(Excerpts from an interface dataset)
================================
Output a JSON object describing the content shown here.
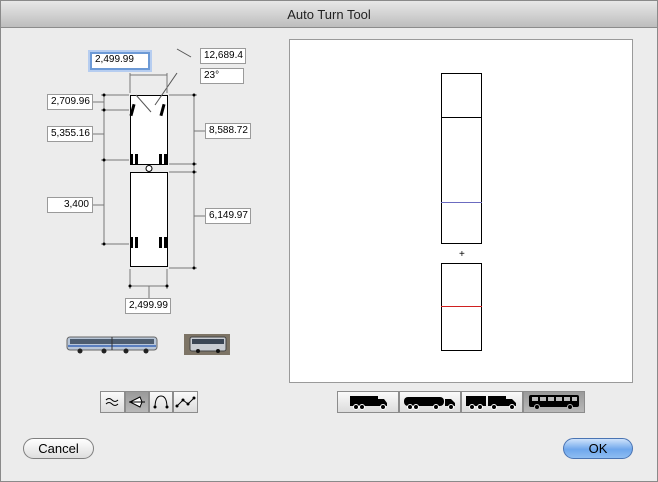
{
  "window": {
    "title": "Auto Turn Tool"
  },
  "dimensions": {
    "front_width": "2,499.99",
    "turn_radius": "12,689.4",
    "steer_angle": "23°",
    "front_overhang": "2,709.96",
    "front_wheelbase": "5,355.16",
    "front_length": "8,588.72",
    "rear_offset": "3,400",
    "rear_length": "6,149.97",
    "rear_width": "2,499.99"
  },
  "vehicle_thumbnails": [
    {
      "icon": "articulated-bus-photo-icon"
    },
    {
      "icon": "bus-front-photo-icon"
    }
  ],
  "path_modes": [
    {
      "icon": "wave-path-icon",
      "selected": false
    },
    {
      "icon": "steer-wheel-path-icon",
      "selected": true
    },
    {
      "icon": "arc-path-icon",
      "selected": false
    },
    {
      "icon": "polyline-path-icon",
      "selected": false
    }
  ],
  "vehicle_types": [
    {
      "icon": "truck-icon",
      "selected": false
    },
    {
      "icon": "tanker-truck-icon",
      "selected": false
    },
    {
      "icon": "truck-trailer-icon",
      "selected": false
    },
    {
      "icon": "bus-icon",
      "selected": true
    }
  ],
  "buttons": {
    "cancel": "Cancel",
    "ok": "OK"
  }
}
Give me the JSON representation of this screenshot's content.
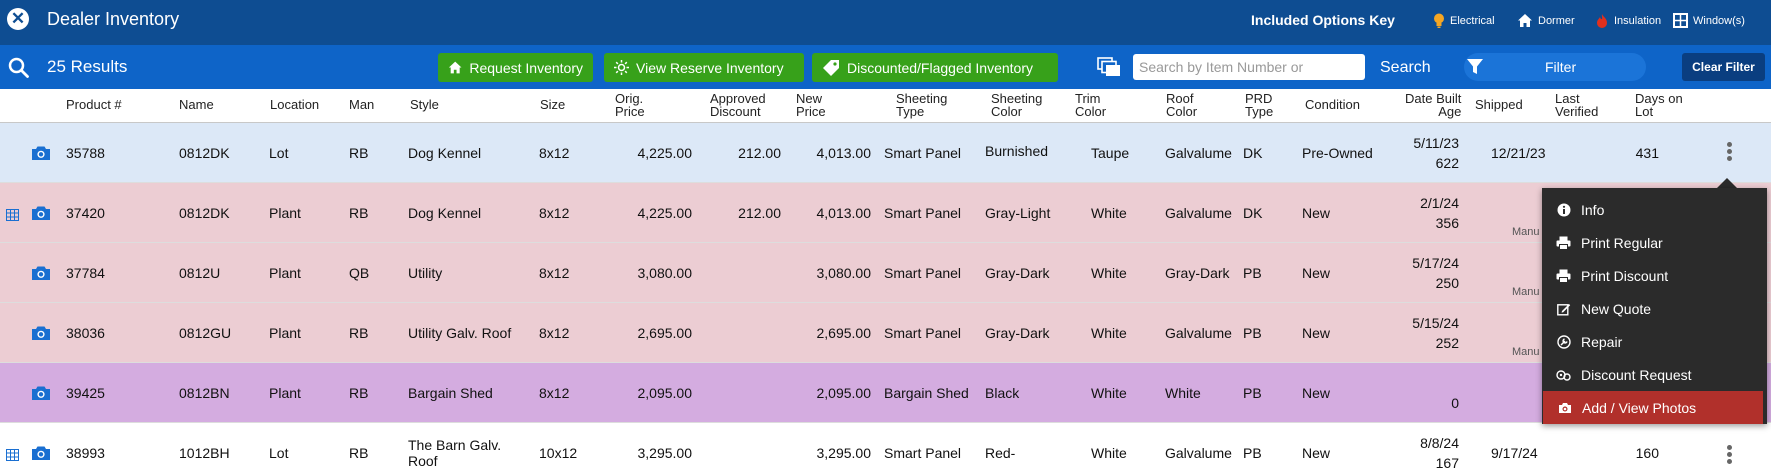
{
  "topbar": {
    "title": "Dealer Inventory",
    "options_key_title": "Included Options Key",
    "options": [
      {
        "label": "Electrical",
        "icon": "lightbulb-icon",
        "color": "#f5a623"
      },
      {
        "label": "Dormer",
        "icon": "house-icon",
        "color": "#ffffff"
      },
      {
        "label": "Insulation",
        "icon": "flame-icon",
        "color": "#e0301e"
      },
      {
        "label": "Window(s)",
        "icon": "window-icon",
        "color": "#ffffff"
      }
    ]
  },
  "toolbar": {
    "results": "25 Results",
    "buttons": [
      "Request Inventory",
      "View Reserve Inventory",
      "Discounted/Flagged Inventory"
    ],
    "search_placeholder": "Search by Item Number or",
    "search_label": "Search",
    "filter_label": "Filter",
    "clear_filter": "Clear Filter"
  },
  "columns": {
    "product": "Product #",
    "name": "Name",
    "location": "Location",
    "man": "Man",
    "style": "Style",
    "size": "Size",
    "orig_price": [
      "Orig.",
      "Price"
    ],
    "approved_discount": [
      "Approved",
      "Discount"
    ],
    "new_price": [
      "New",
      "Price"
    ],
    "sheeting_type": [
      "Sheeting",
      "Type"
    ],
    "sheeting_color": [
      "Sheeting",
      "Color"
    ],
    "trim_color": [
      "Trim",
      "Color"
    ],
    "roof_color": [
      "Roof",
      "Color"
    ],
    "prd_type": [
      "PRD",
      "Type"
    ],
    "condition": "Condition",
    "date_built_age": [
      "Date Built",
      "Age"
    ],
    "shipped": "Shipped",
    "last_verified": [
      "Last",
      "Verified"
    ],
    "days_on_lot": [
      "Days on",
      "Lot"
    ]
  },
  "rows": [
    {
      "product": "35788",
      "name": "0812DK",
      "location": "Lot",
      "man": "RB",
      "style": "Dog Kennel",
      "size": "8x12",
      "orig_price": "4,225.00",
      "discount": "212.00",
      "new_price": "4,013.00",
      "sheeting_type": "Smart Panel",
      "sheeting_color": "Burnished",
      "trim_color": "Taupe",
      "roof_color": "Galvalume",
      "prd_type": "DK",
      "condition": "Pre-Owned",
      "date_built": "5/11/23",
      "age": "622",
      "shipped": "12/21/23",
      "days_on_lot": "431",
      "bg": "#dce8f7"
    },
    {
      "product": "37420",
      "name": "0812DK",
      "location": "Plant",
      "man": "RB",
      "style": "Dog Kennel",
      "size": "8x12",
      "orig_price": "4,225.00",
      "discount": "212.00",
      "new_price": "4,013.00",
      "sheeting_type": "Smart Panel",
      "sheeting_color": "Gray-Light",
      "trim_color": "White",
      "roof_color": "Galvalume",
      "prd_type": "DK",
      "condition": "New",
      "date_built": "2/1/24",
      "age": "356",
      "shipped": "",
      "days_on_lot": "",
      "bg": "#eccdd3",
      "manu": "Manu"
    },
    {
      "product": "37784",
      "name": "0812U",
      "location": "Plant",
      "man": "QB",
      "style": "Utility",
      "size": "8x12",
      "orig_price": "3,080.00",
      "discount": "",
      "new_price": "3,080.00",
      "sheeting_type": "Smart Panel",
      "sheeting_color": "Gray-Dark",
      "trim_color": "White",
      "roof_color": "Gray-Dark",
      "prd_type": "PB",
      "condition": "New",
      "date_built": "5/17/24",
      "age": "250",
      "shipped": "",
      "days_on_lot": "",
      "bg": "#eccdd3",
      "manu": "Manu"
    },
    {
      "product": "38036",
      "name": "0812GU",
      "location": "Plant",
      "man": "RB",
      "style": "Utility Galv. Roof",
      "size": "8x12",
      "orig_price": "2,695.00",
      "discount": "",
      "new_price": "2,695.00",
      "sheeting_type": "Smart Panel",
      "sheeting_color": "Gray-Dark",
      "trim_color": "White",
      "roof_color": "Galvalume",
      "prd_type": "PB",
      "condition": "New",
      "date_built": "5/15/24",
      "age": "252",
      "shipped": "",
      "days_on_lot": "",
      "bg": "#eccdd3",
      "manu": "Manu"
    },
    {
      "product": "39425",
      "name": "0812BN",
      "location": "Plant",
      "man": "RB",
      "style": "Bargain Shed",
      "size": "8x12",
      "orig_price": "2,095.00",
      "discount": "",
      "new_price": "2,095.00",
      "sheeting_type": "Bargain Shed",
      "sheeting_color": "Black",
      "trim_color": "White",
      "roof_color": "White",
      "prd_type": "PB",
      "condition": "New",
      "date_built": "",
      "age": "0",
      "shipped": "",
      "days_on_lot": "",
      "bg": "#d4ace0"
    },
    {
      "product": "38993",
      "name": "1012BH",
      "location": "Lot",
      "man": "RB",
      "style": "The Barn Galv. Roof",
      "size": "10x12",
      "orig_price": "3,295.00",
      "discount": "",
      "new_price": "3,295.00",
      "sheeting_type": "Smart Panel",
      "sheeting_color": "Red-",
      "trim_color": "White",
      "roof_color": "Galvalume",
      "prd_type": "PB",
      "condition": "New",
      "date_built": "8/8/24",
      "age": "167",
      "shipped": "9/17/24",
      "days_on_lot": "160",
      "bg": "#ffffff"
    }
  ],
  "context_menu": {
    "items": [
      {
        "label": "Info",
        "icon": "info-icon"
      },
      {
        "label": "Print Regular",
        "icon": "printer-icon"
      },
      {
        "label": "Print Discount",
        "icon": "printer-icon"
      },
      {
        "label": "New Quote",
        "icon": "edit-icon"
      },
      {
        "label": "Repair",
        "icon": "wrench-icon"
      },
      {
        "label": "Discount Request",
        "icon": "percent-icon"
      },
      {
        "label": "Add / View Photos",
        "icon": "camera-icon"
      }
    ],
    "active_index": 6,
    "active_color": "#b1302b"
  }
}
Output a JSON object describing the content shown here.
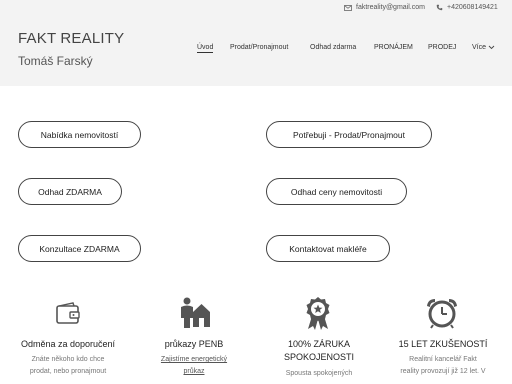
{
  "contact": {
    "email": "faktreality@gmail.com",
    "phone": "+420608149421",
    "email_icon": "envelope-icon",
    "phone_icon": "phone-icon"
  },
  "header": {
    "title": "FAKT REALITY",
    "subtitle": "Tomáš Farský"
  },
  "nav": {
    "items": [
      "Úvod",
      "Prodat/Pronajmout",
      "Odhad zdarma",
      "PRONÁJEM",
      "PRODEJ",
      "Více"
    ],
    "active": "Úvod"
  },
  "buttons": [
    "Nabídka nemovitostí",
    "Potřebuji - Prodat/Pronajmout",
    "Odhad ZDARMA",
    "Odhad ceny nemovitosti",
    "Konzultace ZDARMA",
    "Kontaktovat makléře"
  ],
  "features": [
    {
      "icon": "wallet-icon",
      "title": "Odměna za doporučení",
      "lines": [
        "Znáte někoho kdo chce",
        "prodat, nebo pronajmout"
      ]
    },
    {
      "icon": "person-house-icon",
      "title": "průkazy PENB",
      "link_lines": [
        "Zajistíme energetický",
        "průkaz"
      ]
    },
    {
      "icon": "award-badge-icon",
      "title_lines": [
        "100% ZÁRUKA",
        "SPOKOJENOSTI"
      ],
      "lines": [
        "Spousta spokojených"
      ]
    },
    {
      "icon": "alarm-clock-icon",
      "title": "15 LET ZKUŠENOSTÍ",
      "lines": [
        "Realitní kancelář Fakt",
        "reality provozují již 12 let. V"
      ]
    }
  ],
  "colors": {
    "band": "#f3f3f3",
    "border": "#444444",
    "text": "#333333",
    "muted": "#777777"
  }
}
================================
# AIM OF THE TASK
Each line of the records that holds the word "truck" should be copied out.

# TASK OUTPUT
      "icon": "truck-icon",
      "icon": "tanker-truck-icon",
      "icon": "truck-trailer-icon",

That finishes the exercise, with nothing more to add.